EXERCISE:
Leave every picture out, and print the full listing again exactly.

WORKING DATA:
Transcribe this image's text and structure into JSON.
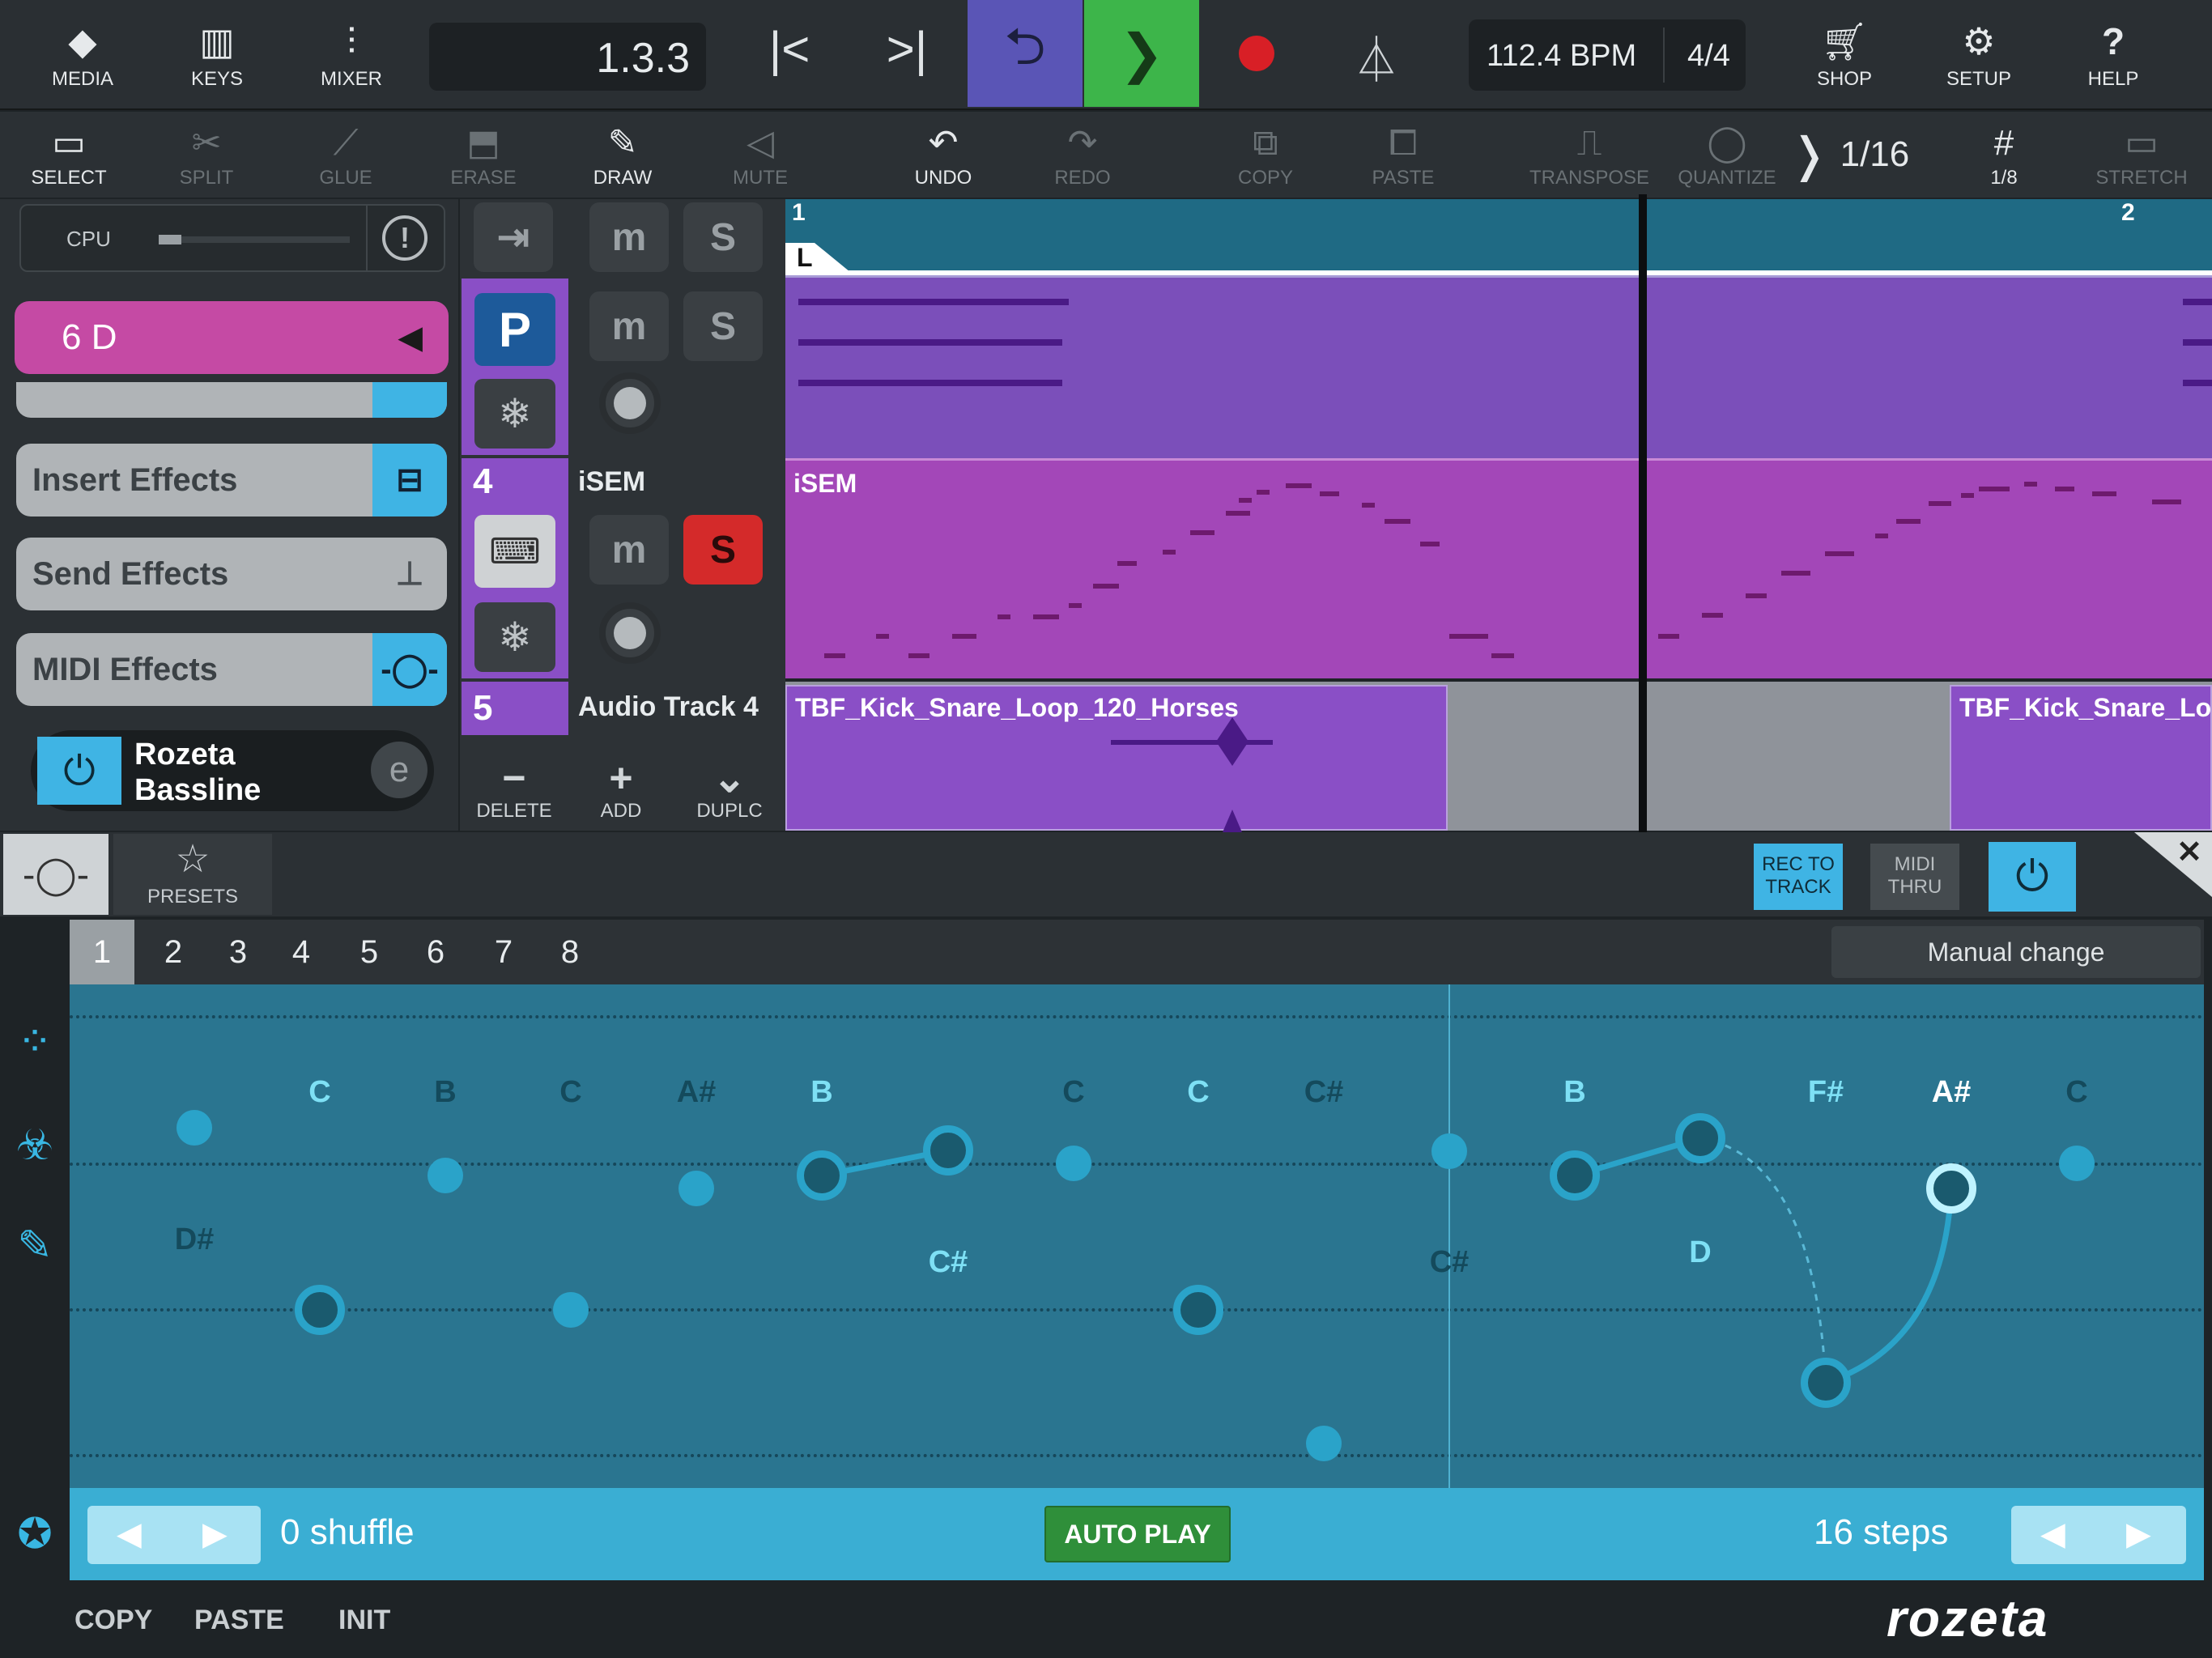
{
  "transport": {
    "media_label": "MEDIA",
    "keys_label": "KEYS",
    "mixer_label": "MIXER",
    "position": "1.3.3",
    "tempo": "112.4 BPM",
    "signature": "4/4",
    "shop_label": "SHOP",
    "setup_label": "SETUP",
    "help_label": "HELP",
    "colors": {
      "loop": "#5a55b6",
      "play": "#3db54a",
      "record": "#d81f26"
    }
  },
  "toolbar": {
    "select": "SELECT",
    "split": "SPLIT",
    "glue": "GLUE",
    "erase": "ERASE",
    "draw": "DRAW",
    "mute": "MUTE",
    "undo": "UNDO",
    "redo": "REDO",
    "copy": "COPY",
    "paste": "PASTE",
    "transpose": "TRANSPOSE",
    "quantize": "QUANTIZE",
    "quantize_value": "1/16",
    "grid_value": "1/8",
    "stretch": "STRETCH"
  },
  "left_panel": {
    "cpu_label": "CPU",
    "instrument_name": "6 D",
    "insert_effects": "Insert Effects",
    "send_effects": "Send Effects",
    "midi_effects": "MIDI Effects",
    "plugin_name": "Rozeta Bassline"
  },
  "tracks": {
    "track4_number": "4",
    "track4_name": "iSEM",
    "track5_number": "5",
    "track5_name": "Audio Track 4",
    "mute_glyph": "m",
    "solo_glyph": "S",
    "delete_label": "DELETE",
    "add_label": "ADD",
    "duplicate_label": "DUPLC"
  },
  "timeline": {
    "bar1": "1",
    "bar2": "2",
    "locator": "L",
    "region_isem": "iSEM",
    "region_audio1": "TBF_Kick_Snare_Loop_120_Horses",
    "region_audio2": "TBF_Kick_Snare_Lo",
    "colors": {
      "upper_region": "#7b4fba",
      "isem_region": "#a347b8",
      "audio_region": "#8a4fc6"
    }
  },
  "plugin": {
    "presets_label": "PRESETS",
    "rec_to_track": "REC TO TRACK",
    "midi_thru": "MIDI THRU",
    "manual_change": "Manual change",
    "patterns": [
      "1",
      "2",
      "3",
      "4",
      "5",
      "6",
      "7",
      "8"
    ],
    "selected_pattern": "1",
    "note_labels": [
      {
        "text": "C",
        "tone": "light"
      },
      {
        "text": "B",
        "tone": "dark"
      },
      {
        "text": "C",
        "tone": "dark"
      },
      {
        "text": "A#",
        "tone": "dark"
      },
      {
        "text": "B",
        "tone": "light"
      },
      {
        "text": "C",
        "tone": "dark"
      },
      {
        "text": "C",
        "tone": "light"
      },
      {
        "text": "C#",
        "tone": "dark"
      },
      {
        "text": "B",
        "tone": "light"
      },
      {
        "text": "F#",
        "tone": "light"
      },
      {
        "text": "A#",
        "tone": "white"
      },
      {
        "text": "C",
        "tone": "dark"
      }
    ],
    "lower_labels": [
      {
        "text": "D#",
        "tone": "dark"
      },
      {
        "text": "C#",
        "tone": "light"
      },
      {
        "text": "C#",
        "tone": "dark"
      },
      {
        "text": "D",
        "tone": "light"
      }
    ],
    "shuffle": "0 shuffle",
    "auto_play": "AUTO PLAY",
    "steps": "16 steps",
    "copy": "COPY",
    "paste": "PASTE",
    "init": "INIT",
    "brand": "rozeta"
  }
}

EXERCISE SOLUTION:
Transcribe this image's text and structure into JSON.
{
  "transport": {
    "media_label": "MEDIA",
    "keys_label": "KEYS",
    "mixer_label": "MIXER",
    "position": "1.3.3",
    "tempo": "112.4 BPM",
    "signature": "4/4",
    "shop_label": "SHOP",
    "setup_label": "SETUP",
    "help_label": "HELP",
    "colors": {
      "loop": "#5a55b6",
      "play": "#3db54a",
      "record": "#d81f26"
    }
  },
  "toolbar": {
    "select": "SELECT",
    "split": "SPLIT",
    "glue": "GLUE",
    "erase": "ERASE",
    "draw": "DRAW",
    "mute": "MUTE",
    "undo": "UNDO",
    "redo": "REDO",
    "copy": "COPY",
    "paste": "PASTE",
    "transpose": "TRANSPOSE",
    "quantize": "QUANTIZE",
    "quantize_value": "1/16",
    "grid_value": "1/8",
    "stretch": "STRETCH"
  },
  "left_panel": {
    "cpu_label": "CPU",
    "instrument_name": "6 D",
    "insert_effects": "Insert Effects",
    "send_effects": "Send Effects",
    "midi_effects": "MIDI Effects",
    "plugin_name": "Rozeta Bassline"
  },
  "tracks": {
    "track4_number": "4",
    "track4_name": "iSEM",
    "track5_number": "5",
    "track5_name": "Audio Track 4",
    "mute_glyph": "m",
    "solo_glyph": "S",
    "delete_label": "DELETE",
    "add_label": "ADD",
    "duplicate_label": "DUPLC"
  },
  "timeline": {
    "bar1": "1",
    "bar2": "2",
    "locator": "L",
    "region_isem": "iSEM",
    "region_audio1": "TBF_Kick_Snare_Loop_120_Horses",
    "region_audio2": "TBF_Kick_Snare_Lo",
    "colors": {
      "upper_region": "#7b4fba",
      "isem_region": "#a347b8",
      "audio_region": "#8a4fc6"
    }
  },
  "plugin": {
    "presets_label": "PRESETS",
    "rec_to_track": "REC TO TRACK",
    "midi_thru": "MIDI THRU",
    "manual_change": "Manual change",
    "patterns": [
      "1",
      "2",
      "3",
      "4",
      "5",
      "6",
      "7",
      "8"
    ],
    "selected_pattern": "1",
    "note_labels": [
      {
        "text": "C",
        "tone": "light"
      },
      {
        "text": "B",
        "tone": "dark"
      },
      {
        "text": "C",
        "tone": "dark"
      },
      {
        "text": "A#",
        "tone": "dark"
      },
      {
        "text": "B",
        "tone": "light"
      },
      {
        "text": "C",
        "tone": "dark"
      },
      {
        "text": "C",
        "tone": "light"
      },
      {
        "text": "C#",
        "tone": "dark"
      },
      {
        "text": "B",
        "tone": "light"
      },
      {
        "text": "F#",
        "tone": "light"
      },
      {
        "text": "A#",
        "tone": "white"
      },
      {
        "text": "C",
        "tone": "dark"
      }
    ],
    "lower_labels": [
      {
        "text": "D#",
        "tone": "dark"
      },
      {
        "text": "C#",
        "tone": "light"
      },
      {
        "text": "C#",
        "tone": "dark"
      },
      {
        "text": "D",
        "tone": "light"
      }
    ],
    "shuffle": "0 shuffle",
    "auto_play": "AUTO PLAY",
    "steps": "16 steps",
    "copy": "COPY",
    "paste": "PASTE",
    "init": "INIT",
    "brand": "rozeta"
  }
}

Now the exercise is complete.